Costa Rica is a country located in Central America that is similar in size to West Virginia. Its culture is rich with indigenous history. The Ticos' particular appreciation for the natural beauty of their country reveals itself through the unimposing construction of their towns and cities as well as through their reverence for both the rich, fertile land of Costa Rica and the native animals that inhabit it. During our three-week journey exploring the country, we discovered not only the amazing range oflandscapes, animals, and people, but also with it, a wide variety of avian species. As home to over eight hundred bird species, every day in this beautiful country exposed us to unimaginable glimpses of a wide variety of birds. During our stay, we were fortunate enough to see well over two hundred and fifi:y bird species! Having the opportunity to study and observe these creatures in their natural habitats made me appreciate their majestic beauty and peaceful nature even more.

Our program started off in the eerie and fog-covered peaks of Monteverde, a cloud forest filled with hemi-epiphytes, creeping figs, and ferns, the size of which reminded one of Jurassic Park. In the week we spent there, we observed adult and juvenile Resplendent Quetzals (Pharomachrus mocinno). The unmistakable iridescent colors and dressed tail feathers of the male quetzal made it a treat to watch as he fed on avocados in the cloud forest. During our hikes in the cloud-enshrouded forest reserve, we grew accustomed to the mysteriously hinged call of the Blackfaced Solitaire (Myadestes melanops) and the unique vocalizations of the Emerald Toucanet (Aulacorhynchus prasinus). It was also at this location that we found a nesting pair of Orange-bellied Trogons (Trogon aurantiiventris) and the threatened Three-wattled Bellbird (Procnias tricarunculatus), a truly unique experience. I looked forward to ending each day in the local Jardin de Colibris (Hummingbird Garden) at the reserve. The garden is the feeding center for over twenty different hummingbird species, from Violet Sabrewings (Campylopterus hemileucurus) to Green Hermits (Phaethomis guy). Enjoying the erratic flights and unmistakable chattering calls of these creatures was an unforgettable experience.

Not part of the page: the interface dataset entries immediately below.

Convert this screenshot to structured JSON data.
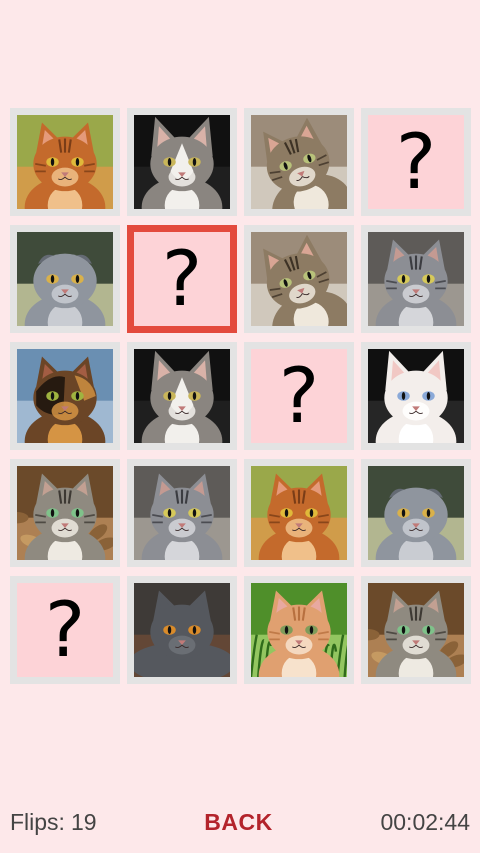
{
  "board": {
    "hidden_symbol": "?",
    "cards": [
      {
        "state": "revealed",
        "cat": "ginger-tabby-cat"
      },
      {
        "state": "revealed",
        "cat": "grey-white-sphynx-cat"
      },
      {
        "state": "revealed",
        "cat": "brown-tabby-lying-cat"
      },
      {
        "state": "hidden"
      },
      {
        "state": "revealed",
        "cat": "grey-scottish-fold-cat"
      },
      {
        "state": "hidden",
        "selected": true
      },
      {
        "state": "revealed",
        "cat": "brown-tabby-lying-cat"
      },
      {
        "state": "revealed",
        "cat": "silver-tabby-cat"
      },
      {
        "state": "revealed",
        "cat": "tortoiseshell-cat"
      },
      {
        "state": "revealed",
        "cat": "grey-white-sphynx-cat"
      },
      {
        "state": "hidden"
      },
      {
        "state": "revealed",
        "cat": "white-siamese-cat"
      },
      {
        "state": "revealed",
        "cat": "tabby-kitten-in-leaves"
      },
      {
        "state": "revealed",
        "cat": "silver-tabby-cat"
      },
      {
        "state": "revealed",
        "cat": "ginger-tabby-cat"
      },
      {
        "state": "revealed",
        "cat": "grey-scottish-fold-cat"
      },
      {
        "state": "hidden"
      },
      {
        "state": "revealed",
        "cat": "grey-british-shorthair-cat"
      },
      {
        "state": "revealed",
        "cat": "ginger-kitten-in-grass"
      },
      {
        "state": "revealed",
        "cat": "tabby-kitten-in-leaves"
      }
    ]
  },
  "footer": {
    "flips_label": "Flips:",
    "flips_count": "19",
    "back_label": "BACK",
    "timer": "00:02:44"
  },
  "colors": {
    "background": "#fde8ea",
    "card_border": "#e3e3e3",
    "card_selected_border": "#e34a3d",
    "hidden_face": "#fdd3d7",
    "back_text": "#b3232b"
  }
}
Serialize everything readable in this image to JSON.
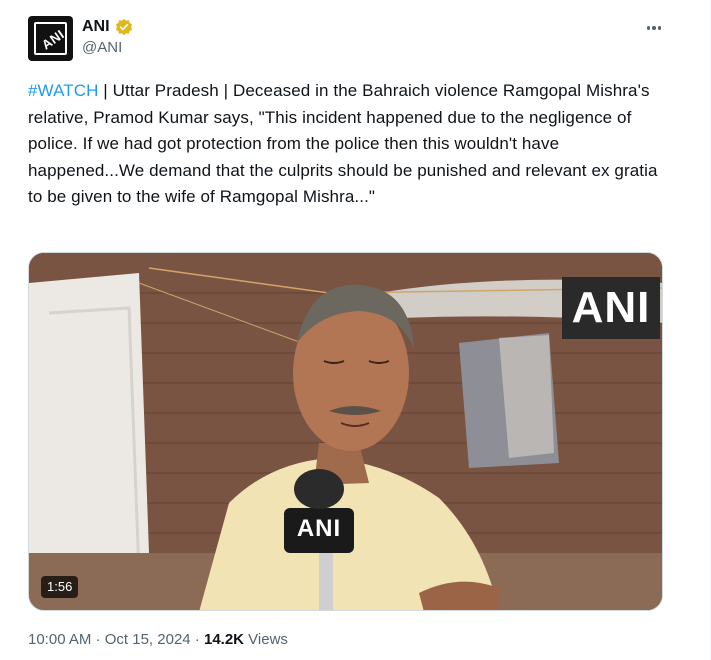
{
  "author": {
    "name": "ANI",
    "handle": "@ANI",
    "avatar_text": "ANI",
    "verified_color": "#e2b719"
  },
  "tweet": {
    "hashtag": "#WATCH",
    "body": " | Uttar Pradesh | Deceased in the Bahraich violence Ramgopal Mishra's relative, Pramod Kumar says, \"This incident happened due to the negligence of police. If we had got protection from the police then this wouldn't have happened...We demand that the culprits should be punished and relevant ex gratia to be given to the wife of Ramgopal Mishra...\""
  },
  "media": {
    "watermark": "ANI",
    "mic_label": "ANI",
    "duration": "1:56"
  },
  "meta": {
    "time": "10:00 AM",
    "separator": " · ",
    "date": "Oct 15, 2024",
    "separator2": " · ",
    "views_count": "14.2K",
    "views_label": " Views"
  },
  "colors": {
    "link": "#1d9bf0",
    "secondary_text": "#536471"
  },
  "icons": {
    "verified": "verified-badge-icon",
    "more": "more-options-icon"
  }
}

In addition to giving us the opportunity to see an amazing array of avian species, the trip allowed us to learn the basics of field ornithology. When asked how to identify birds in the wild, all students responded by saying "color!" However, we learned that in actuality, the worst way to differentiate between avian species is by this characteristic. Contrary to popular beliefs and practices, spotting birds based on size, wing span, beak shape, and flight pattern actually prove more helpful than ttying to identify them by their color first. So in addition to learning how to use the high definition video cameras, spotting scopes, and digital SLRs provided to us by the University, Monteverde also introduced us to this new and more effective manner of bird watching.